The main difference now is the way we are all connected electronically through the internet and cable.

Unless you live in a cave and have no connection (which means you aren’t able to read this) you are being influenced by someone’s opinion or interpretation of the facts as they occur. Somewhere today, large groups of young people who were disturbed enough to put down their video games, are gathering to protest something. Some believe that taking away everyone’s guns will make it a safer world. The less idealized may think that just regulating the guns is a good solution. Mind you, none of them is old enough to own a gun, but they somehow have the wisdom to know how to fix what has been an almost non stop problem since the day Cain picked up the first rock.

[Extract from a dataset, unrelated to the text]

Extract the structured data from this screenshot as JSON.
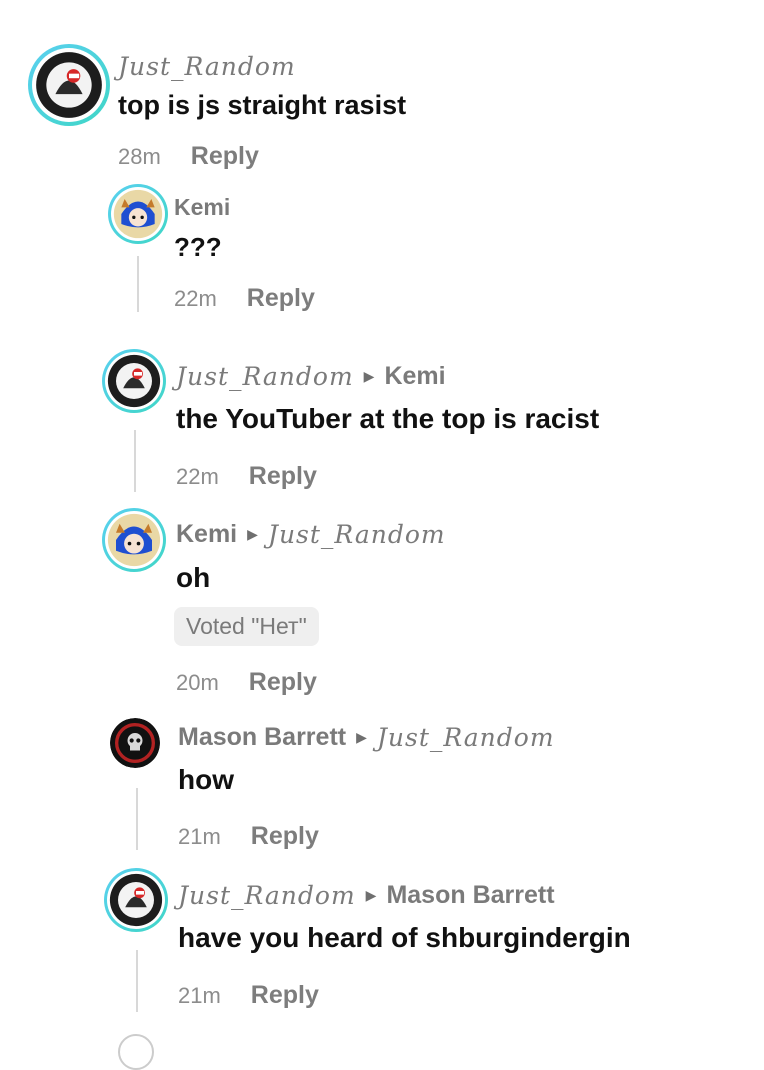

See the source image

The question of guns and weapons is not a new one.

In 1919, the first World War had just ended and the countries were still counting the cost of the carnage. New and powerful weapons had reached an industrial strength that no one could have imagined. Mass bombardments, gas, machine guns, airplane and even the deadly creature from the sea called a submarine. In the months and years that followed Armistice Day, nations began the struggle to contain the beasts they had unleashed. The British had been particularly hard hit by the submarine menace and determined to eradicate the foul little beast no matter the cost. Other nations who saw the boats as a great equalizer fought hard to prevent the Brits from having their way. The American’s saw the fledgling weapon as a tool of the future. Its a good thing they did. When the Japanese left the battleship fleet lying on the bottom of Pearl Harbor, it was American Submarines that helped to carry the war back to the enemy almost immediately. Imagine if the Brits had been successful in their quest.

This is an article from the time that was pretty prophetic

From “The Washington times. (Washington [D.C.]), 17 Jan. 1919”

I would suggest that we pay heed to those words of nearly a hundred years ago.

For all those willing to surrender the second amendment, how do you propose protecting the remaining amendments?

Or are you just going to rely on the good will of others?

#notme

Mister Mac